Tanzania is an excellent destination for birders. Besides Lake Manyara and Arusha National Parks which are famous for water birds and other savannah and forest species, all the game parks in Tanzania have an amazing array of birdlife including Eurasian migrants. The most interesting part is that the birdlife may vary from park to park depending on habitats providing a richer viewing experience to the birder. It may be useful to learn that over 1,130 different species of birds have been recorded in Tanzania – the largest number in Africa second only to the Democratic Republic of Congo.Tanzania is one of the finest bird watching destinations in Africa, with 1140 species including 200 migrants and 74 marine birds present. Tanzanian avian safaris are best in the rains for migrants and residents in breeding plumage. The preeminent birding locations include Arusha National Park, with 400 birds in a diversity of habitats contained in a small area. You may observe on a white-faced whistling duck, with its whistling three-note lament, or a dusky flycatcher. Tawny eagles and buzzards hover above Ngurdoto Crater, whilst the Momella Lakes is the place for water birds and waders. Lake Manyara National Park offers pink flamingos, pelicans, storks, cormorants, hornbills and many more with over 400 recorded species. Greater and lesser flamingos are also found in Ngorongoro Crater and millions mass on their breeding ground at Lake Natron.
Tarangire’s swamps are home to over 550 species, with weighty kori bustards, ostriches, secretary bird and helmeted guinea fowls on the drier plains, where weavers and lovebirds are also common. A Serengeti 500 birding species safari reveals endemic Fischer’s lovebird, a bright-hued small parrot also found in Ngorongoro Conservation Area, grey crowned crane, and the brown snake eagle. Buff-crested bustards and spike-heeled larks nest on the plains below Mount Kilimanjaro, best known for Abbot’s starlings with white bellies and purple capes, alpine hill chats and scarlet-tufted malachite sunbirds, whilst lammergeyer haunt its upper slopes. A bird watching trip to the southern parks with AfricanMecca overlaps the ranges of both southern and eastern species.
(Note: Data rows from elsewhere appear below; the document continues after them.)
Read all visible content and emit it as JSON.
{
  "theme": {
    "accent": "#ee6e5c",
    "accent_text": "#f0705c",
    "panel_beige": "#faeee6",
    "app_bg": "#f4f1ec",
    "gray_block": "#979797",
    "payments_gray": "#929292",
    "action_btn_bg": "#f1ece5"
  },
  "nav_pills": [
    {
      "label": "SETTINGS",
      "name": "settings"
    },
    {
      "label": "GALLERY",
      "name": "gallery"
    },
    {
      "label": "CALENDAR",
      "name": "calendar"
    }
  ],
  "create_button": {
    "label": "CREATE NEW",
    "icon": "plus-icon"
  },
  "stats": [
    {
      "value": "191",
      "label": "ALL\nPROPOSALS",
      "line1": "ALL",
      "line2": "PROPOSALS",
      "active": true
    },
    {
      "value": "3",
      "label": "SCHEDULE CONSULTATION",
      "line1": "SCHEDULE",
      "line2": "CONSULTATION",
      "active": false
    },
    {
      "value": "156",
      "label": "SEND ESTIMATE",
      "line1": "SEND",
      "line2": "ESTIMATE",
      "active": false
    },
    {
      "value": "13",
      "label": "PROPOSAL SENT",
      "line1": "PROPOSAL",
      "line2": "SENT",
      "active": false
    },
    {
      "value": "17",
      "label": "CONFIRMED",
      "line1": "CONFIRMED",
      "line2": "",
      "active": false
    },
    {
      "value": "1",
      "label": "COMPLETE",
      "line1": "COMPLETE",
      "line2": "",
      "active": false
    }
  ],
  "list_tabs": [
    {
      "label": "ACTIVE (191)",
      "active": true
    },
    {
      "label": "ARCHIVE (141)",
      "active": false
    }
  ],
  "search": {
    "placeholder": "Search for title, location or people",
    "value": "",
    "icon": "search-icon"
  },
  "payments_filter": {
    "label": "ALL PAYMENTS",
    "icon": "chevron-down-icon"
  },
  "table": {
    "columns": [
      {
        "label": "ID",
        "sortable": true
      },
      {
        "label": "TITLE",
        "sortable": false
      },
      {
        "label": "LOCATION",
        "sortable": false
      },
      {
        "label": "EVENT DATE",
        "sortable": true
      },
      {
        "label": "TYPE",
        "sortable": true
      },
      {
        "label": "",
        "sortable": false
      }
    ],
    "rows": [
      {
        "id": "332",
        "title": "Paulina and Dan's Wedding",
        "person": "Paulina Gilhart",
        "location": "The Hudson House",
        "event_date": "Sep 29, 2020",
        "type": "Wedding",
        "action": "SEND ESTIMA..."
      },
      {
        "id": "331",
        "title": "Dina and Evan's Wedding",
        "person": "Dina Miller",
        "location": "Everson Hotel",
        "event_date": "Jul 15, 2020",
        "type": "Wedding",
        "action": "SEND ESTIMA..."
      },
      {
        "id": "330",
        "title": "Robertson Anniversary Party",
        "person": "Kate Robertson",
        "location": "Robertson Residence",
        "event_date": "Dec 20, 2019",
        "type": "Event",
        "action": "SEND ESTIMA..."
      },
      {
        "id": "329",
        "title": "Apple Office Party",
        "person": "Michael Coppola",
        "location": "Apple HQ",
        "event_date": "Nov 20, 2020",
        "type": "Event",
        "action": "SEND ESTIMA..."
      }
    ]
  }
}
With over 440 recorded listing for the vast Selous Game Reserve, the Rufiji and the Great Ruaha Rivers provides ideal habitats for mangrove kingfishers, yellow-billed stork, malachite kingfishers, African skimmers and palm-nut vultures.
A twitchers paradise, Ruaha National Park holds 570 species including the yellow-collared sunbird, giant kingfisher and ashy starling. Katavi also has a large population of waterfowl in the wet season. Zanzibar protects 268 species including great frigatebird, African paradise flycatcher, forest batis, buff-spotted flufftail and stunning Fischer’s turaco with iridescent blue cap and wings. An African birding holiday among the river inlets and mangroves of Saadani finds many migratory waders amongst their 400 species. The Eastern Arc Mountains are important with 30 short-range endemic species.
Kitulo Plateau National Park is the place to spot the blue swallow and Denham’s bustard whilst Mkomazi Game Reserve shelters Friedmann’s lark and Shelley’s starling. The Udzungwa mountain forests protect Udzungwa partridge, olive-flanked robin-chat, white-chested alethe, and Sharpe’s akalat. The Uluguru Mountains contain loveridge’s sunbird and the Uluguru bush-shrike. While Usambara Mountains are not well-studied, a forest birding watching tour will find globally threatened Usambara eagles, Sokoke and scops owls, long-billed tailor birds, and Usambara weavers, whilst Lindi coastal forests contain Livingstone’s flycatcher and southern banded snake eagles. Chugu Tanzania Adventure Safaris can customize a Tanzanian avian vacation to visit the most likely feathered habitats with a trained spotter and guide to assist you to add many amazing checkmarks, birding photos and videos to your visual checklist.